Analysis of Manual Lifting and Carrying Task Using
3D Static Strength Prediction Program™


The 3D Static Strength Prediction Program™ (3D SSPP) is based on over 30+ years of research at the Center for Ergonomics at the University of Michigan regarding the biomechanical and static strength capabilities of the worker in relation to the physical demands of the work environment. Based on input data including posture information, force parameters, and human anthropometry, the software provides output results including the percentage of men and women who have the strength to perform the task, spinal compression forces, and data comparisons to NIOSH guidelines.

Torso muscle moment arms and muscle orientation data for the L4/L5 lumbar level have been studied more extensively that at any other lumber level. Thus, the 3D Static Strength Prediction Program reports its findings relative to the strain on L4/L5, the disc immediately above L5/S1 (the disc of focus regarding the NIOSH Revised Equation). However, in reality, this difference must be considered unremarkable as both L4/L5 and L5/S1 possess a common disc structure and damage level associated with 770 pounds compression force as the lower limit of prime significance (being the upper limit of intrinsic safety, above which the risk of damage requires that action be taken to redesign the lifting task), and 1430 pounds compression force, being the upper limit of tolerance (beyond which should be viewed as extremely hazardous to nearly all industrial workers, even to those who are healthy and accustomed to physical labor). The 3D Static Strength Prediction Program refers to these two critical disc compression levels as the Strength Design Limit (SDL), and the Strength Upper Limit (SUL).
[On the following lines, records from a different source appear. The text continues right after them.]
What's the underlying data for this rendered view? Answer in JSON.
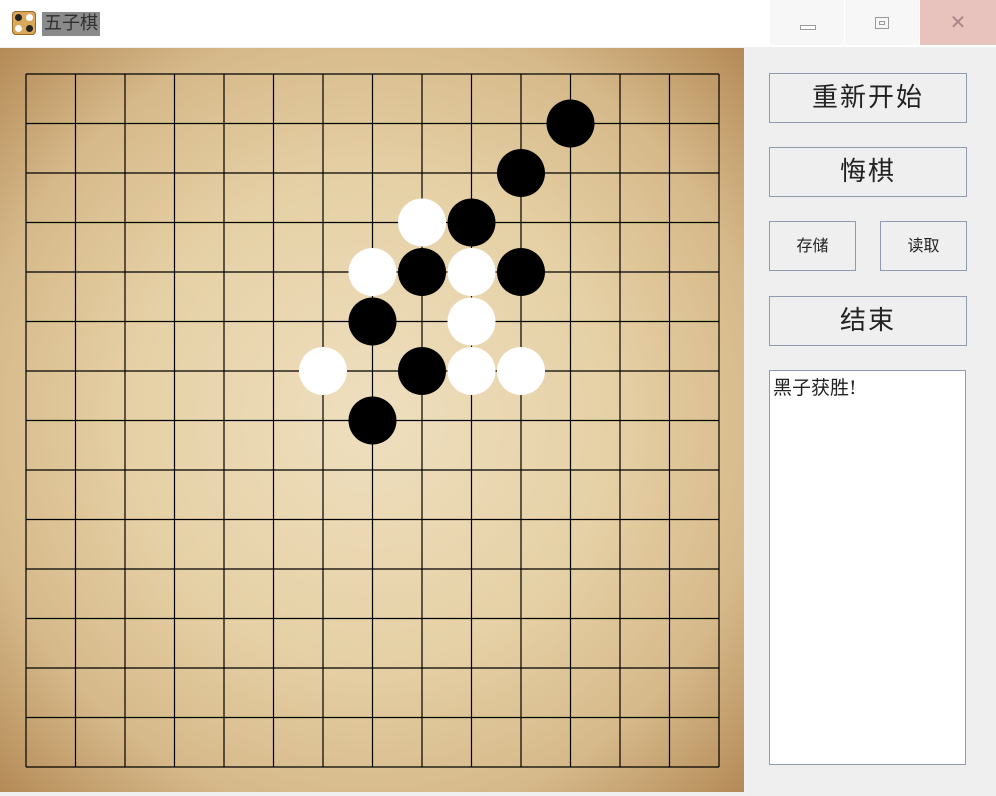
{
  "window": {
    "title": "五子棋",
    "controls": [
      "minimize",
      "maximize",
      "close"
    ]
  },
  "board": {
    "size": 15,
    "stones": [
      {
        "color": "black",
        "col": 11,
        "row": 1
      },
      {
        "color": "black",
        "col": 10,
        "row": 2
      },
      {
        "color": "white",
        "col": 8,
        "row": 3
      },
      {
        "color": "black",
        "col": 9,
        "row": 3
      },
      {
        "color": "white",
        "col": 7,
        "row": 4
      },
      {
        "color": "black",
        "col": 8,
        "row": 4
      },
      {
        "color": "white",
        "col": 9,
        "row": 4
      },
      {
        "color": "black",
        "col": 10,
        "row": 4
      },
      {
        "color": "black",
        "col": 7,
        "row": 5
      },
      {
        "color": "white",
        "col": 9,
        "row": 5
      },
      {
        "color": "white",
        "col": 6,
        "row": 6
      },
      {
        "color": "black",
        "col": 8,
        "row": 6
      },
      {
        "color": "white",
        "col": 9,
        "row": 6
      },
      {
        "color": "white",
        "col": 10,
        "row": 6
      },
      {
        "color": "black",
        "col": 7,
        "row": 7
      }
    ]
  },
  "controls": {
    "restart_label": "重新开始",
    "undo_label": "悔棋",
    "save_label": "存储",
    "load_label": "读取",
    "end_label": "结束"
  },
  "log": {
    "text": "黑子获胜!"
  },
  "colors": {
    "black_stone": "#000000",
    "white_stone": "#ffffff",
    "grid_line": "#000000",
    "button_border": "#8e9bb0"
  }
}
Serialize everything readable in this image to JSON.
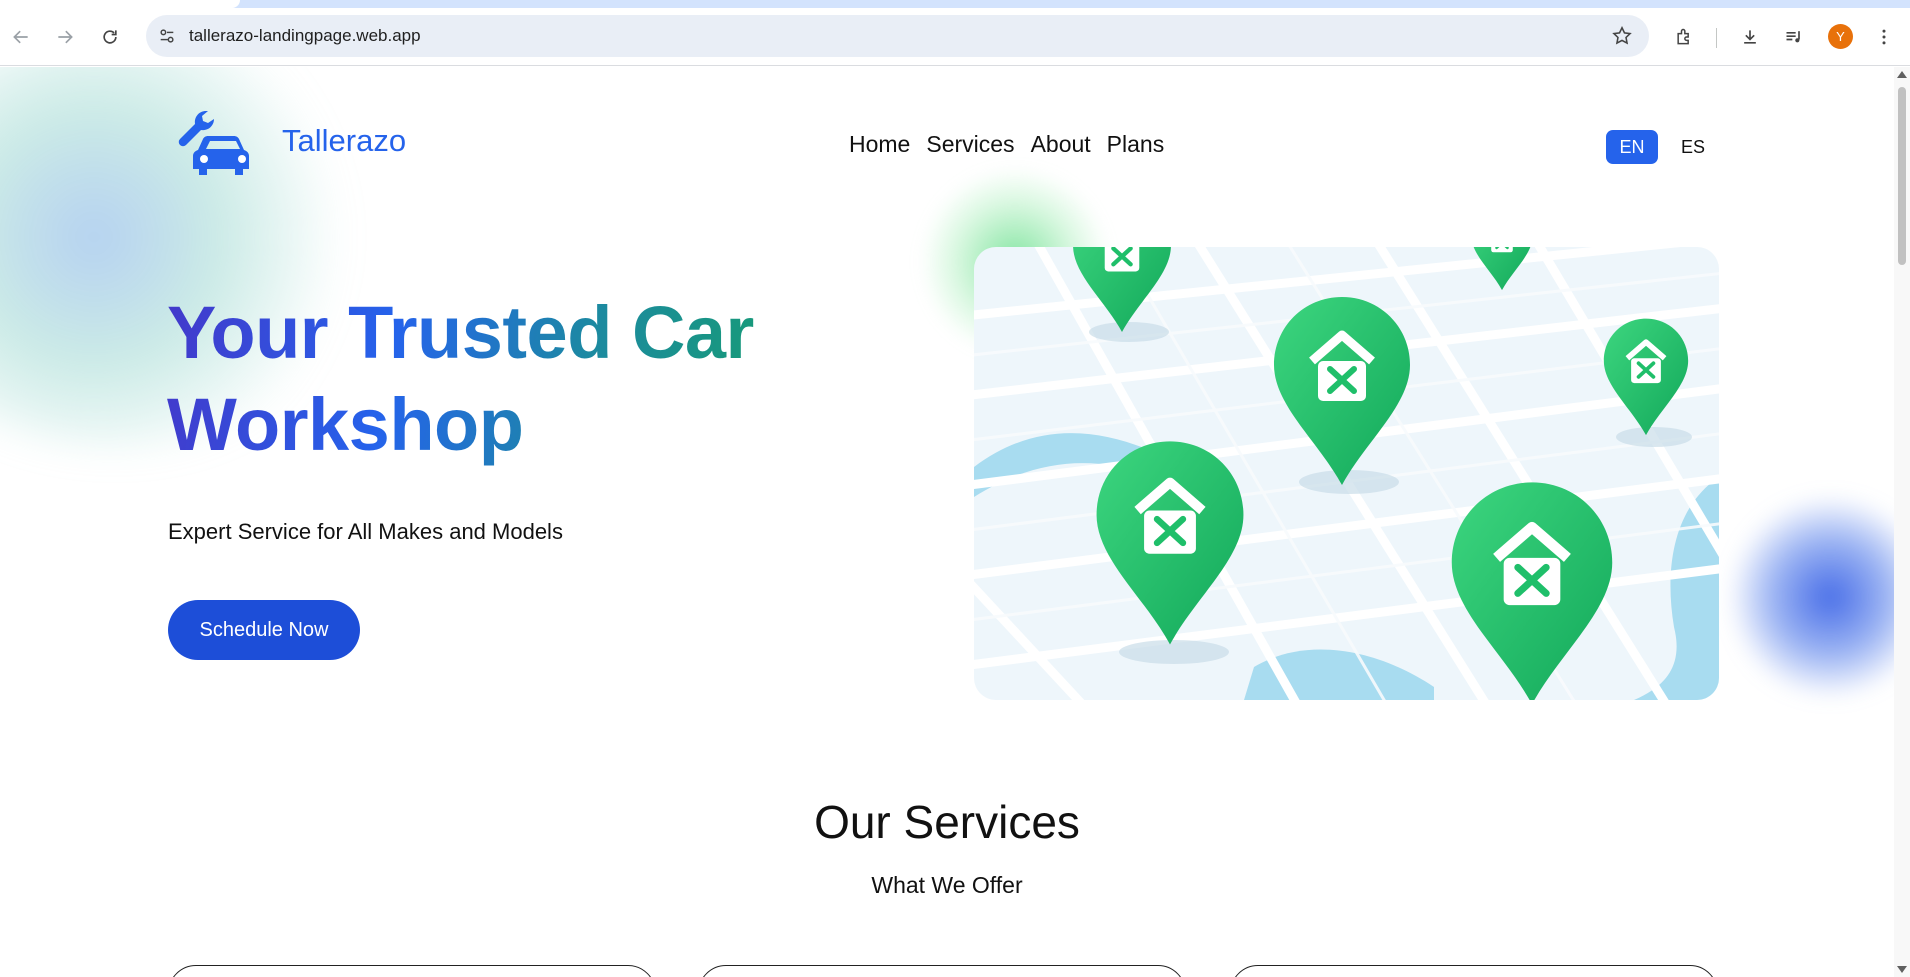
{
  "browser": {
    "url": "tallerazo-landingpage.web.app",
    "profile_initial": "Y",
    "icons": [
      "back-arrow-icon",
      "forward-arrow-icon",
      "reload-icon",
      "site-info-icon",
      "star-icon",
      "extensions-icon",
      "download-icon",
      "media-control-icon",
      "menu-icon"
    ]
  },
  "header": {
    "brand": "Tallerazo",
    "nav": [
      "Home",
      "Services",
      "About",
      "Plans"
    ],
    "lang_active": "EN",
    "lang_other": "ES"
  },
  "hero": {
    "title_line1": "Your Trusted Car",
    "title_line2": "Workshop",
    "subtitle": "Expert Service for All Makes and Models",
    "cta": "Schedule Now"
  },
  "services": {
    "title": "Our Services",
    "subtitle": "What We Offer"
  },
  "colors": {
    "brand_blue": "#2563eb",
    "cta_blue": "#1d4ed8",
    "pin_green": "#1fbf6a",
    "map_water": "#a8dcf0",
    "profile_orange": "#e8710a"
  }
}
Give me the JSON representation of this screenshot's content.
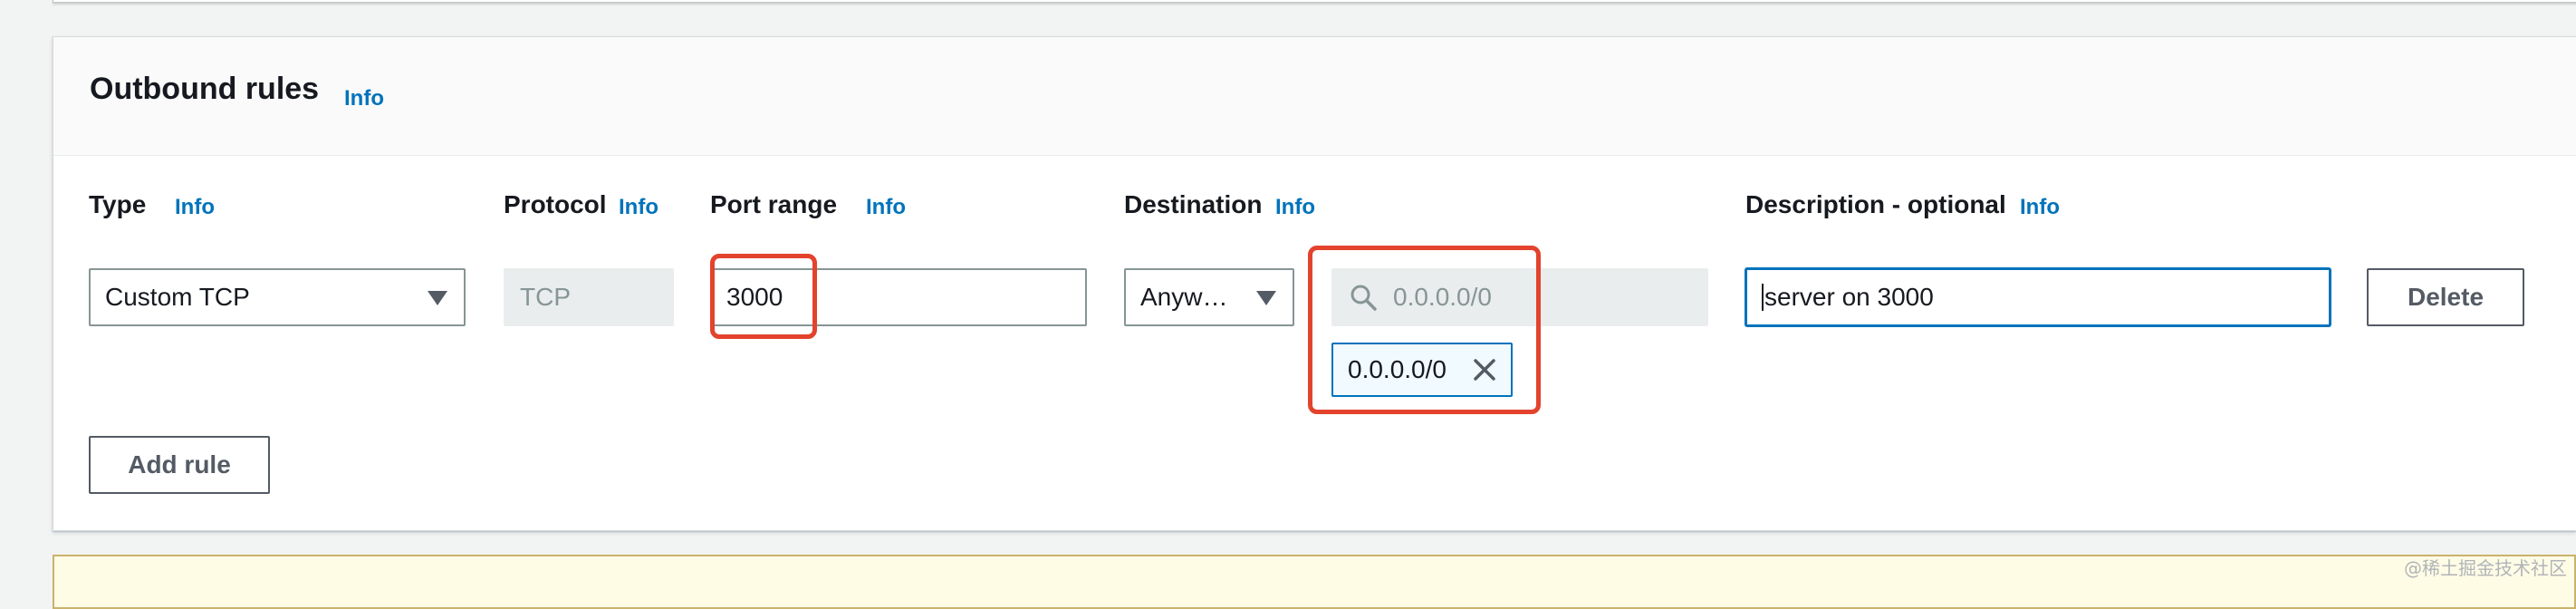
{
  "section": {
    "title": "Outbound rules",
    "info": "Info"
  },
  "columns": {
    "type": {
      "label": "Type",
      "info": "Info"
    },
    "protocol": {
      "label": "Protocol",
      "info": "Info"
    },
    "port_range": {
      "label": "Port range",
      "info": "Info"
    },
    "destination": {
      "label": "Destination",
      "info": "Info"
    },
    "description": {
      "label": "Description - optional",
      "info": "Info"
    }
  },
  "rule": {
    "type_value": "Custom TCP",
    "protocol_value": "TCP",
    "port_value": "3000",
    "destination_value": "Anyw…",
    "cidr_placeholder": "0.0.0.0/0",
    "cidr_token": "0.0.0.0/0",
    "description_value": "server on 3000"
  },
  "buttons": {
    "delete": "Delete",
    "add_rule": "Add rule"
  },
  "watermark": "@稀土掘金技术社区",
  "colors": {
    "accent": "#0073bb",
    "highlight": "#e3432d",
    "disabled_bg": "#eaeded"
  },
  "icons": {
    "dropdown": "caret-down-icon",
    "search": "search-icon",
    "remove": "close-icon"
  }
}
For more information on this dynamic prediction program, go to the Center for Ergonomics Website of the University of Michigan College of Engineering using the following links:

From the 3DSSPP website:

"3D SSPP software predicts static strength requirements for tasks such as lifts, presses, pushes, and pulls. The program provides an approximate job simulation that includes posture data, force parameters and male/ female anthropometry. Output includes the percentage of men and women who have the strength to perform the described job, spinal compression forces, and data comparisons to NIOSH guidelines. The user can analyze torso twists and bends and make complex hand force entries. Analysis is aided by an automatic posture generation feature and three dimensional human graphic illustrations."

© Nelson & Associates, 2010